How to Use a Coiling Tool

jean photo

Scenario #187 in the life of a busy, creative (somewhat forgetful) person: Go to the fabric store to pick up buttons, wander over to the tools section for a look-see, find a tool I know I’ve lost, purchase, bring home, and… place it next to the one that has magically reappeared. Ah, yessiree… I seem to be a one-woman economic stimulus package with all the tool doubles I have around here. Why don’t I return them? Well, like my Irish father used to say you never know when guests will show up. Geez… I could throw a raucous jewelry-making party with the number of oddball wire jigs, hammers, and pliers I have laying around here!

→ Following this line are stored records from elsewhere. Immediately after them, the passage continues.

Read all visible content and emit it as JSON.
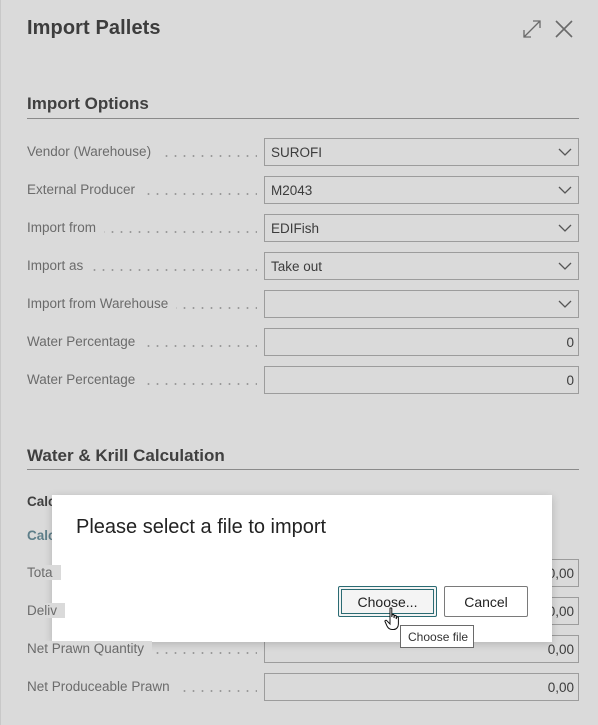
{
  "window": {
    "title": "Import Pallets"
  },
  "import_options": {
    "section_title": "Import Options",
    "fields": [
      {
        "label": "Vendor (Warehouse)",
        "value": "SUROFI",
        "type": "dropdown"
      },
      {
        "label": "External Producer",
        "value": "M2043",
        "type": "dropdown"
      },
      {
        "label": "Import from",
        "value": "EDIFish",
        "type": "dropdown"
      },
      {
        "label": "Import as",
        "value": "Take out",
        "type": "dropdown"
      },
      {
        "label": "Import from Warehouse",
        "value": "",
        "type": "dropdown"
      },
      {
        "label": "Water Percentage",
        "value": "0",
        "type": "number"
      },
      {
        "label": "Water Percentage",
        "value": "0",
        "type": "number"
      }
    ]
  },
  "water_krill": {
    "section_title": "Water & Krill Calculation",
    "partial_labels": [
      "Calc",
      "Calc",
      "Tota",
      "Deliv"
    ],
    "partial_values": [
      "0,00",
      "0,00"
    ],
    "fields": [
      {
        "label": "Net Prawn Quantity",
        "value": "0,00"
      },
      {
        "label": "Net Produceable Prawn",
        "value": "0,00"
      }
    ]
  },
  "dialog": {
    "title": "Please select a file to import",
    "choose_label": "Choose...",
    "cancel_label": "Cancel",
    "tooltip": "Choose file"
  }
}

The most recent tool I doubled up on is this handy little crank shaft mechanism used for coiling wire. It’s a simple tool, but so handy. In the old days I formed wire coils by wrapping a thin-gauge wire around a thick-gauge one, but this is faster and easier. It comes with two rod thicknesses, 2mm and 3mm, allowing for different-sized coils. Here’s how you use it:

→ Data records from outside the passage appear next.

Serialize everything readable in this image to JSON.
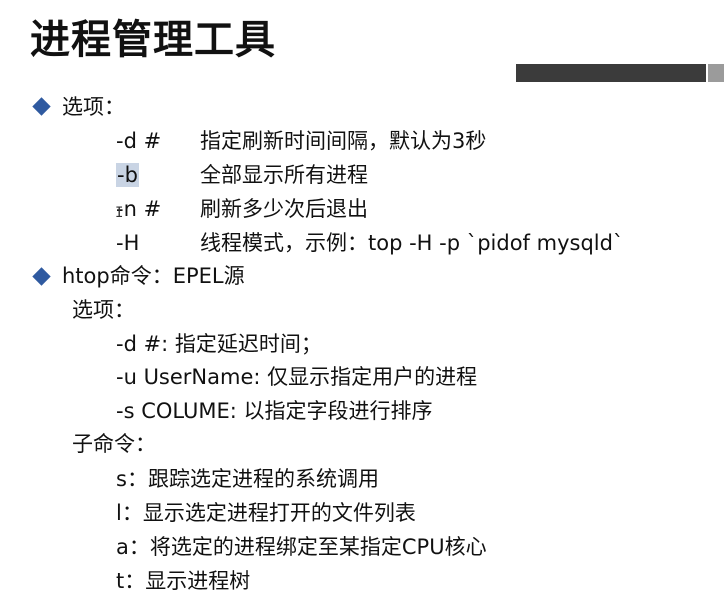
{
  "title": "进程管理工具",
  "section1": {
    "heading": "选项：",
    "options": [
      {
        "key": "-d #",
        "desc": "指定刷新时间间隔，默认为3秒"
      },
      {
        "key": "-b",
        "desc": "全部显示所有进程"
      },
      {
        "key": "-n #",
        "desc": "刷新多少次后退出"
      },
      {
        "key": "-H",
        "desc": "线程模式，示例：top -H -p `pidof mysqld`"
      }
    ]
  },
  "section2": {
    "heading": "htop命令：EPEL源",
    "options_label": "选项：",
    "options": [
      "-d #: 指定延迟时间；",
      "-u UserName: 仅显示指定用户的进程",
      "-s COLUME: 以指定字段进行排序"
    ],
    "subcommands_label": "子命令：",
    "subcommands": [
      "s：跟踪选定进程的系统调用",
      "l：显示选定进程打开的文件列表",
      "a：将选定的进程绑定至某指定CPU核心",
      "t：显示进程树"
    ]
  },
  "colors": {
    "bullet": "#2f5aa0",
    "selection_highlight": "#c9d4e4",
    "title_bar_dark": "#3b3b3b",
    "title_bar_light": "#9b9b9b"
  }
}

1) Wrap 20-gauge or thinner wire around the crank’s loop. Here I’m using 24-gauge; I keep it attached to the spool as I work to reduce flying wire and to give me the option of forming a longer coil if I like.



2) Slide the shaft into the bracket through the holes that correspond to the shaft’s thickness. Hold the tool so the thumb of your non-dominant hand pins the loose wire against the bracket. This will add tension to ensure a neat, tight coil.


  3) Use your dominant hand to rotate the shaft, turning it slowly to get the coil started.
  4) Keep turning the crank, with your thumb in place to ensure the wire revolutions touch each other, to form as long a coil as you wish. Remove the shaft from the bracket.

  5) Remove the spiral from the shaft. Now the fun begins! You could cut this coil up into tiny spacer coils… or longer cylinder beads… slide a wire through it to make links… use it to embellish a handmade S clasp… there are many possibilites.

  6) Here I wrapped the straight wires at the ends of the coil around the wider coiling shaft, then wrapped the coil around the shaft, too, to make a spirally thingamabob.


7) Then I wrapped the thingamabob around a big resin bead and locked everything in place with a steel wire with simple loops at each end.

Excited about this technique, but wondering how to use it? Get an eyeful in the bead and jewelry section of the Interweave Store. You’ll find dozens of innovative projects like Sara Graham’s Vineyard Coils Bracelet, Marie Carter’s All Wrapped Up ring design, or the Sandy Lanterns Bangle by Kerry Bogert. 

Do you have any coiling tips or ways you use coils that we might all like to know about? (And come on…tell me which tools you have multiples of!) Share your comments below!

Post a Comment